> _What you are asked to do_: Using the records below, filter for lines that contain the string "header" and copy them out.

> _Input_:
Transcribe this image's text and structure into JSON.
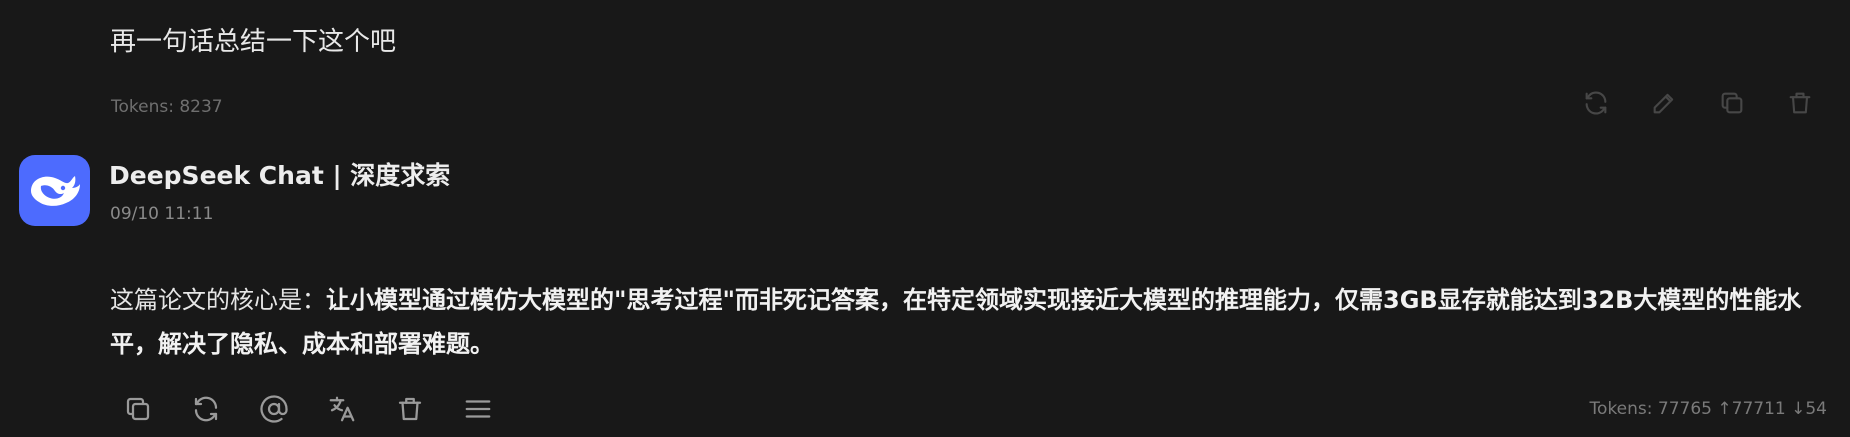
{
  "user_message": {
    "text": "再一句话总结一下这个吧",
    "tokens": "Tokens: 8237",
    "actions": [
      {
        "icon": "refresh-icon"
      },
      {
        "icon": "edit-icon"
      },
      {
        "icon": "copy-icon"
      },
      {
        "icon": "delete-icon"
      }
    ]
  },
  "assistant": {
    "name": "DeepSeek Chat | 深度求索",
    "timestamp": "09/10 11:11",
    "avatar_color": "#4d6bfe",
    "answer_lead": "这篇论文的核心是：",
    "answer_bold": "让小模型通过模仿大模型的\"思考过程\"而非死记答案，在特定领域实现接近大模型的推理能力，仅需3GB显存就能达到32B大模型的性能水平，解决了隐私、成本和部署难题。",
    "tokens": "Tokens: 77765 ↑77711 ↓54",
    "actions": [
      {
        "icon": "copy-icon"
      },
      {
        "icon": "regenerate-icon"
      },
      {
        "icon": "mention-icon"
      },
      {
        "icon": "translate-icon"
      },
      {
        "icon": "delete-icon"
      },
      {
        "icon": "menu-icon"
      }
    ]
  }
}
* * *
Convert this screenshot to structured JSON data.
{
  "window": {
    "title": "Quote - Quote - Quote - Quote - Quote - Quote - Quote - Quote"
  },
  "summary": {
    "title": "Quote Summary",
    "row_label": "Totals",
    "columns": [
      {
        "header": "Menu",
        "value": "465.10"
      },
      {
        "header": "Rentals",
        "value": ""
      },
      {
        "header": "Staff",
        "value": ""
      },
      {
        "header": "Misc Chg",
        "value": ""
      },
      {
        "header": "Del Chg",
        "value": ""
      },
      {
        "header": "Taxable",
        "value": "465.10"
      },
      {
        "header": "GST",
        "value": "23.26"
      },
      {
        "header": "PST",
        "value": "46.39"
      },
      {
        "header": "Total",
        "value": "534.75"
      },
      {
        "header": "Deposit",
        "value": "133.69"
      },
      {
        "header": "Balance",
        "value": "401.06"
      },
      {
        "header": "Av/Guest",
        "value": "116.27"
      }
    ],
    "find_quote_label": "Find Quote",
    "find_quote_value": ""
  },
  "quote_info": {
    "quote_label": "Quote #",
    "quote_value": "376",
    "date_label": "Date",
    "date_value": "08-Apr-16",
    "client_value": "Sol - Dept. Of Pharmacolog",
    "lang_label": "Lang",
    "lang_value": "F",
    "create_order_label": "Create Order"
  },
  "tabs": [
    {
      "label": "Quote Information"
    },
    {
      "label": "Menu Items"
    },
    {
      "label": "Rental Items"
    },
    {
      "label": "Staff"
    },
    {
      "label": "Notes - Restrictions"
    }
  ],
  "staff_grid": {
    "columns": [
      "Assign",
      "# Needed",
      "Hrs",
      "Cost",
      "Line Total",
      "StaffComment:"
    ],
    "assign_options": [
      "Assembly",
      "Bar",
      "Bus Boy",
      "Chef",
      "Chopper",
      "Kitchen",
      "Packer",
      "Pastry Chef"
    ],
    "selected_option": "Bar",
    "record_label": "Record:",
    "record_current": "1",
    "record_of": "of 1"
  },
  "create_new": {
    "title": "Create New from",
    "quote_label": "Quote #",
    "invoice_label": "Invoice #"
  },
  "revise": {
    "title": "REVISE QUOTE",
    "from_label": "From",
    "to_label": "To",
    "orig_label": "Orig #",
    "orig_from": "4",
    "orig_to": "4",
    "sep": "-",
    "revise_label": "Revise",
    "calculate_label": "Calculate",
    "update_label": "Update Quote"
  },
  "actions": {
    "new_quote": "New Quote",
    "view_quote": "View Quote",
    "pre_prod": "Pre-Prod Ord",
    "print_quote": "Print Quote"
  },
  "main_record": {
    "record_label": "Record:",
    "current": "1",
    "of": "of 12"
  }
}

> _Problem solution_:
        "header": "Menu",
        "header": "Rentals",
        "header": "Staff",
        "header": "Misc Chg",
        "header": "Del Chg",
        "header": "Taxable",
        "header": "GST",
        "header": "PST",
        "header": "Total",
        "header": "Deposit",
        "header": "Balance",
        "header": "Av/Guest",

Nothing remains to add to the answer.